The essentialist rejects the progressive theory of growth with nothing-fixed-in-advance, a planless education based upon the unselected experiences and needs of the child or even selected by cooperative, shared discussions of pupils and teachers. Growth cannot be self-directed; it needs direction through a carefully chosen environment to an end or ends in the minds of those who have been entrusted by society with the child’s education. The problem is not new; it was first posed in modern times by Rousseau and has been the subject of controversy ever since. It was answered for all time by Coleridge nearly 100 years ago in the following story. –Isaac Leon Kandel, Prejudice the Garden Toward Roses?, 1939
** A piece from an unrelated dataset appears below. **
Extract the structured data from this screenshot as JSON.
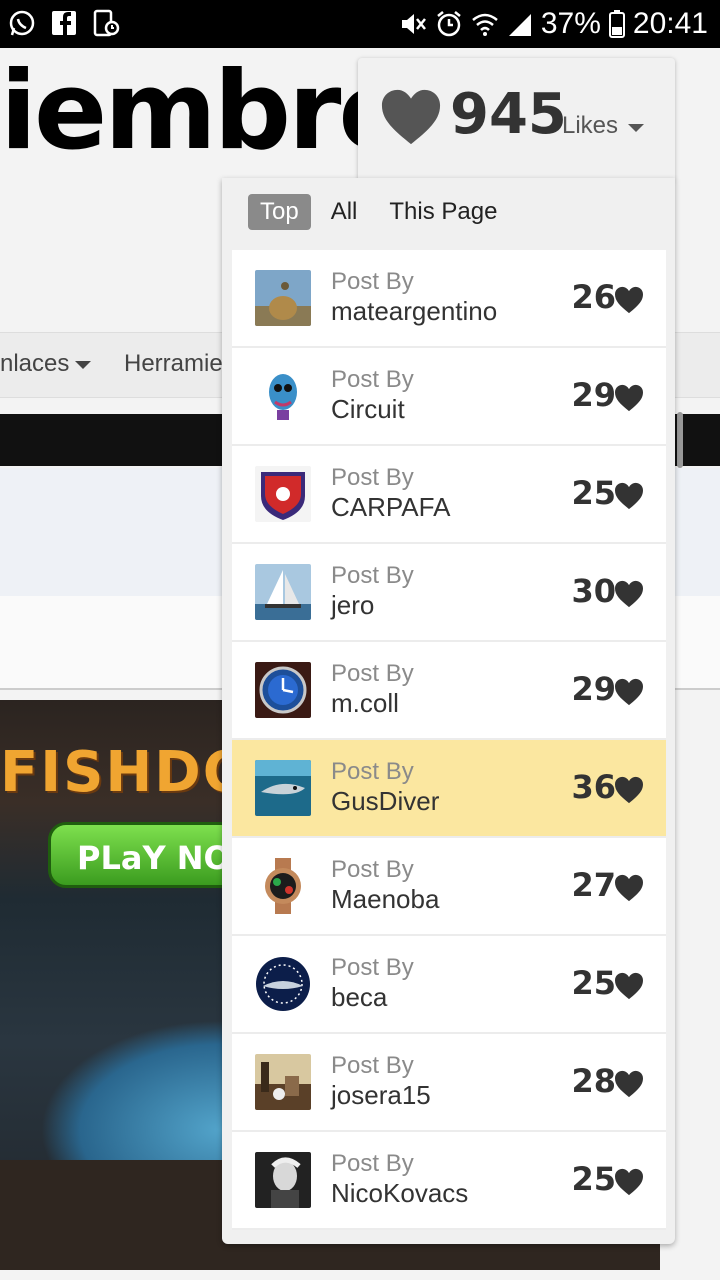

Kandel then quotes from Coleridge’s Table Talk, July 26, 1830.
Thelwall thought it very unfair to influence a child’s mind by inculcating any opinions before it should have come to years of discretion, and be able to choose for itself. I showed him my garden, and told him it was my botanical garden. “How so?” said he, “it is covered with weeds.”—“Oh,” I replied, “that is only because it has not yet come to its age of discretion and choice. The weeds, you see, have taken the liberty to grow, and I thought it unfair in me to prejudice the soil towards roses and strawberries.”
E. D. Hirsch argued that Romanticism took root in American education and has continued to infect it with the kind of naturalism prescribed by Rousseau (The Schools We Need, 1996). What I continue to appreciate about Coleridge is that he breaks the Romantic mold as it displaces the divine with the human. The result is, as seen in the above quote, that Coleridge perceived the true nature of education as that which seeks to “exhibit the ends of our moral being.”